NEW YORK – Singaporean biotechnology firm MiRxes said on Tuesday that it has reached an agreement with PT Elion Medika Indonesia to develop blood-based tests for the early detection of multiple cancers for the Indonesian market.
As part of the arrangement, PT Elion will validate MiRxes' microRNA-based tests for stomach and lung cancer in an Indonesian cohort. The two companies have also established a joint project for creating a multi-cancer blood test based on miRNA and DNA methylation biomarkers found in Indonesian cancer patients. The partners will specifically focus on "high-incidence and high-mortality" cancers in the Indonesian population, including lung, breast, colorectal, liver, stomach, esophageal, ovarian, pancreatic, and prostate cancers.
MiRxes CEO Lihan Zhou said that the deal with PT Elion is part of the company's quest to "bring accessible and affordable cancer early detection solutions" to Southeast Asia. The company announced partnerships with several Singapore universities and hospitals in July to study circulating microRNA and DNA methylation biomarkers for multi-cancer early detection.
In its work with PT Elion, MiRxes will contribute its PCR and next-generation sequencing platforms, as well as its experience in developing and commercializing tests for the early detection of cancer. PT Elion, headquartered in Jakarta, will assist with local research, manufacturing, and clinical testing, and will engage Indonesian stakeholders, such as clinicians and policymakers. Talent development and manufacturing technology transfer are also part of the agreement.
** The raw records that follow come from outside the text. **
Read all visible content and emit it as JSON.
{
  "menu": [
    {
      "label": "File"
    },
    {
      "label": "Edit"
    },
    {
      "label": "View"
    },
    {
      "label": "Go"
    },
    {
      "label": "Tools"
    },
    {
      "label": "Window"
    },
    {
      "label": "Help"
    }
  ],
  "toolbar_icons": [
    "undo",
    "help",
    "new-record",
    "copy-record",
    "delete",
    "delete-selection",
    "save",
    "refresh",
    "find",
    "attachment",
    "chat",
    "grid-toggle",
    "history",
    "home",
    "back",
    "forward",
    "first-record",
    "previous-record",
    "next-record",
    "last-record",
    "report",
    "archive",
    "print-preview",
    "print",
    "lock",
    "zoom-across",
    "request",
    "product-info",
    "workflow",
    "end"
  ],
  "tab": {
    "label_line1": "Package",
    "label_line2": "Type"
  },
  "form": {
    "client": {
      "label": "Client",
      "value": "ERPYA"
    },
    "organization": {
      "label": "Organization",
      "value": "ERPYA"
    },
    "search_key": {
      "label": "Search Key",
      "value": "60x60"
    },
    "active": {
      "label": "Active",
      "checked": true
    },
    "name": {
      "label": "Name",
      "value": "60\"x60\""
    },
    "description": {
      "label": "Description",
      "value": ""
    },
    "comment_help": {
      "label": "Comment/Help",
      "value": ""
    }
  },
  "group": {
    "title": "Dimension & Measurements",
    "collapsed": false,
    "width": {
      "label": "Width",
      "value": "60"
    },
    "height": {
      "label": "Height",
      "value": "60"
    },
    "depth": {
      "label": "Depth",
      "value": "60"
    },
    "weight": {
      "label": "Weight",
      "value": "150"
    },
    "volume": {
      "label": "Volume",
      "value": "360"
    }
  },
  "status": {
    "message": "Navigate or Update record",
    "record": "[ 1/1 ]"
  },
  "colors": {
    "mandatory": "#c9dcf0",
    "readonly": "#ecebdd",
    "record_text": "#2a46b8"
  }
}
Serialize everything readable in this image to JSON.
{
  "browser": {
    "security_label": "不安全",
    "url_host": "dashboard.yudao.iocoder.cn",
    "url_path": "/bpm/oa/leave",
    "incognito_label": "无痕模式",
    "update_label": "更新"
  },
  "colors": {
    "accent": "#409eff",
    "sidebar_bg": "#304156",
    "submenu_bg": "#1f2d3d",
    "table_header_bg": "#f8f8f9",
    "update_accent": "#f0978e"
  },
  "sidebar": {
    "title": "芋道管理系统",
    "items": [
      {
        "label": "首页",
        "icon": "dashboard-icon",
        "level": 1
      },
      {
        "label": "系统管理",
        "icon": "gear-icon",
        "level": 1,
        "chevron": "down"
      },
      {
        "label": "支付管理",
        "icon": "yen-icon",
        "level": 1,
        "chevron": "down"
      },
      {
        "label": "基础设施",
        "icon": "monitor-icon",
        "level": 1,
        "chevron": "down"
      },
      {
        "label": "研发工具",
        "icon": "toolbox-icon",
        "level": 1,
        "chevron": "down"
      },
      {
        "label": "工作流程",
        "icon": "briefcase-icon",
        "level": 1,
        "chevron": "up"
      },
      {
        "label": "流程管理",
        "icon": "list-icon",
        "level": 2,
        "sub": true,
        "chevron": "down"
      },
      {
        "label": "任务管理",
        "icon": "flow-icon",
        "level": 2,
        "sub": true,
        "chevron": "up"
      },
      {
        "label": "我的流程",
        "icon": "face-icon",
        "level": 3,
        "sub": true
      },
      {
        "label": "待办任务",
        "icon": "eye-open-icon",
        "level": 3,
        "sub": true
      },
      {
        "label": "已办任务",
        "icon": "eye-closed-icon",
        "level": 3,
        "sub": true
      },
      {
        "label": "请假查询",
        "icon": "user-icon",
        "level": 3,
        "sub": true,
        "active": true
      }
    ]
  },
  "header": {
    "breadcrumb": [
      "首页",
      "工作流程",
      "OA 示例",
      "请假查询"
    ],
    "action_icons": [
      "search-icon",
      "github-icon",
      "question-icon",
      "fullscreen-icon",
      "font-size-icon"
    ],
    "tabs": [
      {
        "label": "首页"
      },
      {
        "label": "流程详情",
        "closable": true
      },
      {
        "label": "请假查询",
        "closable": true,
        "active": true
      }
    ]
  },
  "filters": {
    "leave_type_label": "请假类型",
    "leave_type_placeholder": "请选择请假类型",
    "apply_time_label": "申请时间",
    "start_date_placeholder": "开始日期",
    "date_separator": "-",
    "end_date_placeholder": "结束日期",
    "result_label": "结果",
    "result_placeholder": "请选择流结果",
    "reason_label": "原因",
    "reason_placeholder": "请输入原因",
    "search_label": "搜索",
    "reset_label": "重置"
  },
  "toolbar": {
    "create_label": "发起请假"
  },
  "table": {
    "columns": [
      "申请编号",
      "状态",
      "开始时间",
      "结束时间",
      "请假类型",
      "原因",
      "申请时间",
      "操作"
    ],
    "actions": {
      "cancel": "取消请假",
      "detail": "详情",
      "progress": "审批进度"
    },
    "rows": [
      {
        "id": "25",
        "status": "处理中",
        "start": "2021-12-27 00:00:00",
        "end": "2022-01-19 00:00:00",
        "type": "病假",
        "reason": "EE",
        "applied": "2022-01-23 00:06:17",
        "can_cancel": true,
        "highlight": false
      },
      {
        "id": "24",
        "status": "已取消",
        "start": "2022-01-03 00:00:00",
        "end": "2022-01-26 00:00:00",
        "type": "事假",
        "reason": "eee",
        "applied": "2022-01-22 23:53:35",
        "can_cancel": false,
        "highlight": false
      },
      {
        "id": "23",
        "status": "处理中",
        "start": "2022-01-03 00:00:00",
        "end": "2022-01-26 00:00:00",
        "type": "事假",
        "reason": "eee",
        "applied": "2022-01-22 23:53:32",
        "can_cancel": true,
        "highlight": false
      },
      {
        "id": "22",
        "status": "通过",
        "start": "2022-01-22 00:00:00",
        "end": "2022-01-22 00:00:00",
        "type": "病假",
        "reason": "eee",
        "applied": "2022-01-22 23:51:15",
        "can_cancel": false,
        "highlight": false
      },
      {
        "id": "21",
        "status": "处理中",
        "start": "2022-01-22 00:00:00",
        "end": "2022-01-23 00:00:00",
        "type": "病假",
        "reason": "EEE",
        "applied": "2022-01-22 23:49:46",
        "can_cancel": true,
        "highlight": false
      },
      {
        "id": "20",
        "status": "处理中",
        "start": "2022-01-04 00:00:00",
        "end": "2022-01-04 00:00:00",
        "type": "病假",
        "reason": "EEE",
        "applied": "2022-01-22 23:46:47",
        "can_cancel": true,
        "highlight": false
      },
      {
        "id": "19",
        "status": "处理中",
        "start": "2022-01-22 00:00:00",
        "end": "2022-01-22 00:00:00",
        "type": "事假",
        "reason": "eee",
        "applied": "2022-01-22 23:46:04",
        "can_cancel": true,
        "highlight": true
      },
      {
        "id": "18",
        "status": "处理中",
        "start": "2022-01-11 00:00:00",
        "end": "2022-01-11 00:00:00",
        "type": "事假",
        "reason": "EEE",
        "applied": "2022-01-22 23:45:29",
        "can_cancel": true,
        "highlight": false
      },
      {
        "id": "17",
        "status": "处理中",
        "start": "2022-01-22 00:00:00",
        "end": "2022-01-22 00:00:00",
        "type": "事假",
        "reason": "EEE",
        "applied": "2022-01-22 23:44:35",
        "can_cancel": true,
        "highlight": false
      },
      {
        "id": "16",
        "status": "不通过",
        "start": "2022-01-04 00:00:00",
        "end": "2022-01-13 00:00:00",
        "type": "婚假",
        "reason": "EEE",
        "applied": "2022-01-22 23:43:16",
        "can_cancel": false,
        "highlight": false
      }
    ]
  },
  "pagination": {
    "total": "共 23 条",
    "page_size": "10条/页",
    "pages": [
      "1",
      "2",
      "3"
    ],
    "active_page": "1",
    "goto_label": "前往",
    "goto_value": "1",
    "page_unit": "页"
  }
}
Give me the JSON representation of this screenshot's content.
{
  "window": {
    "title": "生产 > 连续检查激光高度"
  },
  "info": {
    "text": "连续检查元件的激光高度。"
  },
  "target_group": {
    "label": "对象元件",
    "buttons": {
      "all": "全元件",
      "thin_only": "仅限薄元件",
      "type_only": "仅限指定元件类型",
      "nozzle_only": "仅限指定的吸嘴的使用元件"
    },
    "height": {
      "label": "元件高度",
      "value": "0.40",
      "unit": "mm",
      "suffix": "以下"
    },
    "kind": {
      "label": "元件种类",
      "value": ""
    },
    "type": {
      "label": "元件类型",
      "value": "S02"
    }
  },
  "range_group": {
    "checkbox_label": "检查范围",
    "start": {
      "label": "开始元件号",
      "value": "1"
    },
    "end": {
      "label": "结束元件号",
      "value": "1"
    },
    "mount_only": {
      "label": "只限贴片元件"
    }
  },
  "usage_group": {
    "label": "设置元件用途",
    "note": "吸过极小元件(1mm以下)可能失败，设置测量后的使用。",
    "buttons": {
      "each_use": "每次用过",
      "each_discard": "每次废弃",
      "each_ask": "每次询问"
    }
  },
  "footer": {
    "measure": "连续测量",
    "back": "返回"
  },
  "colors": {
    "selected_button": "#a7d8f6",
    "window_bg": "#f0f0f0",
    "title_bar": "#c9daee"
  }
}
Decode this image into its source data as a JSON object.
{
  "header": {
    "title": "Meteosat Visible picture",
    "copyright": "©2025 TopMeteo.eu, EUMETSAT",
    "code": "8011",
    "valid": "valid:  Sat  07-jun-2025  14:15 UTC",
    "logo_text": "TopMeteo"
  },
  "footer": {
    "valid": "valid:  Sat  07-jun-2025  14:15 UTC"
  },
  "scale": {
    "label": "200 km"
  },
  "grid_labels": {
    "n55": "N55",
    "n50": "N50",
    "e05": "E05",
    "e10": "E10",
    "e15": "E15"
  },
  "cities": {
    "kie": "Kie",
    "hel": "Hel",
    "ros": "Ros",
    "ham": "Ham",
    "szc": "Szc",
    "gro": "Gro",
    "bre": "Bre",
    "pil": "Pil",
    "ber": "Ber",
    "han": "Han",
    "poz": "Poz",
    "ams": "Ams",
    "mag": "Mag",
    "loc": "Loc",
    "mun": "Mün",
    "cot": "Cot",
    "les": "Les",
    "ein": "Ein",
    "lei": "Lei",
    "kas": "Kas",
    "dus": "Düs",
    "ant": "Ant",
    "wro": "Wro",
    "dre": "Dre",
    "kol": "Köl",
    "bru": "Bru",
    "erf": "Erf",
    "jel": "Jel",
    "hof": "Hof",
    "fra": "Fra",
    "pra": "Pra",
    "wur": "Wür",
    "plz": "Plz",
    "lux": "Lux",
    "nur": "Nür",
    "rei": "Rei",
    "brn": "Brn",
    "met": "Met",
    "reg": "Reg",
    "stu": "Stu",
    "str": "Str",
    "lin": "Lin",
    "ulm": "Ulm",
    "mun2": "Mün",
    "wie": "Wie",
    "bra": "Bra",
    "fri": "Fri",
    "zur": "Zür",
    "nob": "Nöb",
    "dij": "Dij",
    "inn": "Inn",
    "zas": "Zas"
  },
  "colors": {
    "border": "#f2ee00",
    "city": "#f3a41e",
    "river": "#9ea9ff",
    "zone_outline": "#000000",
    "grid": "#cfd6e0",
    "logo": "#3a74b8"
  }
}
According to Nathan Tirtana, commissioner for PT Elion, the companies aim to develop a "high-quality and affordable multi-cancer early detection test and early intervention tailored to the Indonesian population."
Together with Indonesian researchers, MiRxes and PT Elion will validate and optimize markers identified in European and Han Chinese cohorts in local cohorts representative of Indonesia's diverse population. More than 276 million people live in Indonesia, and the country has about 1,300 distinct ethnic groups.
The Cadence-ID project will kick off next year, the companies said, and will involve the recruitment of more than 10,000 participants, including healthy, high-risk, precancerous, and newly diagnosed cancer patients.